◆ TASK TO CARRY OUT
Skip any image you find and restate the rest of the data word for word.

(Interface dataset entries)
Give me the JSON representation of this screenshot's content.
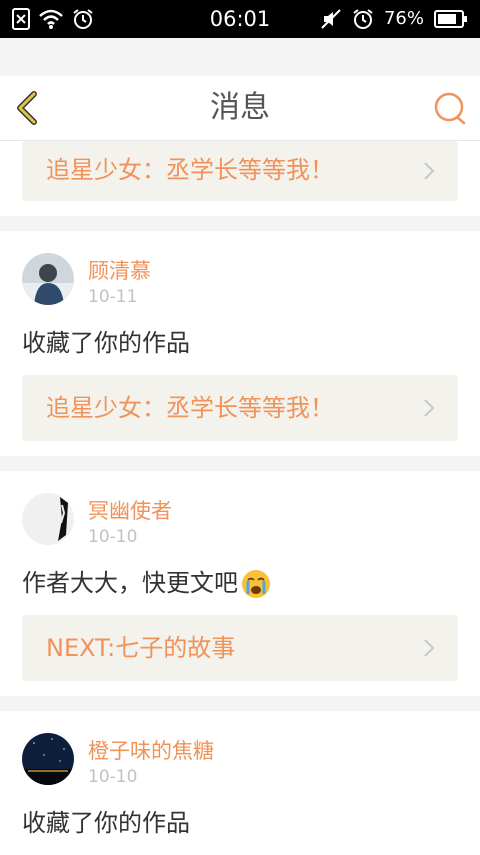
{
  "status_bar": {
    "time": "06:01",
    "battery": "76%"
  },
  "header": {
    "title": "消息"
  },
  "colors": {
    "accent": "#f0935a",
    "back_icon": "#e2c24b"
  },
  "notifications": [
    {
      "link_text": "追星少女：丞学长等等我！"
    },
    {
      "user": "顾清慕",
      "date": "10-11",
      "message": "收藏了你的作品",
      "link_text": "追星少女：丞学长等等我！"
    },
    {
      "user": "冥幽使者",
      "date": "10-10",
      "message": "作者大大，快更文吧",
      "link_text": "NEXT:七子的故事"
    },
    {
      "user": "橙子味的焦糖",
      "date": "10-10",
      "message": "收藏了你的作品"
    }
  ]
}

◆ RESULT OF THIS TASK
Give me the JSON representation of this screenshot's content.
{
  "status_bar": {
    "time": "06:01",
    "battery": "76%"
  },
  "header": {
    "title": "消息"
  },
  "colors": {
    "accent": "#f0935a",
    "back_icon": "#e2c24b"
  },
  "notifications": [
    {
      "link_text": "追星少女：丞学长等等我！"
    },
    {
      "user": "顾清慕",
      "date": "10-11",
      "message": "收藏了你的作品",
      "link_text": "追星少女：丞学长等等我！"
    },
    {
      "user": "冥幽使者",
      "date": "10-10",
      "message": "作者大大，快更文吧",
      "link_text": "NEXT:七子的故事"
    },
    {
      "user": "橙子味的焦糖",
      "date": "10-10",
      "message": "收藏了你的作品"
    }
  ]
}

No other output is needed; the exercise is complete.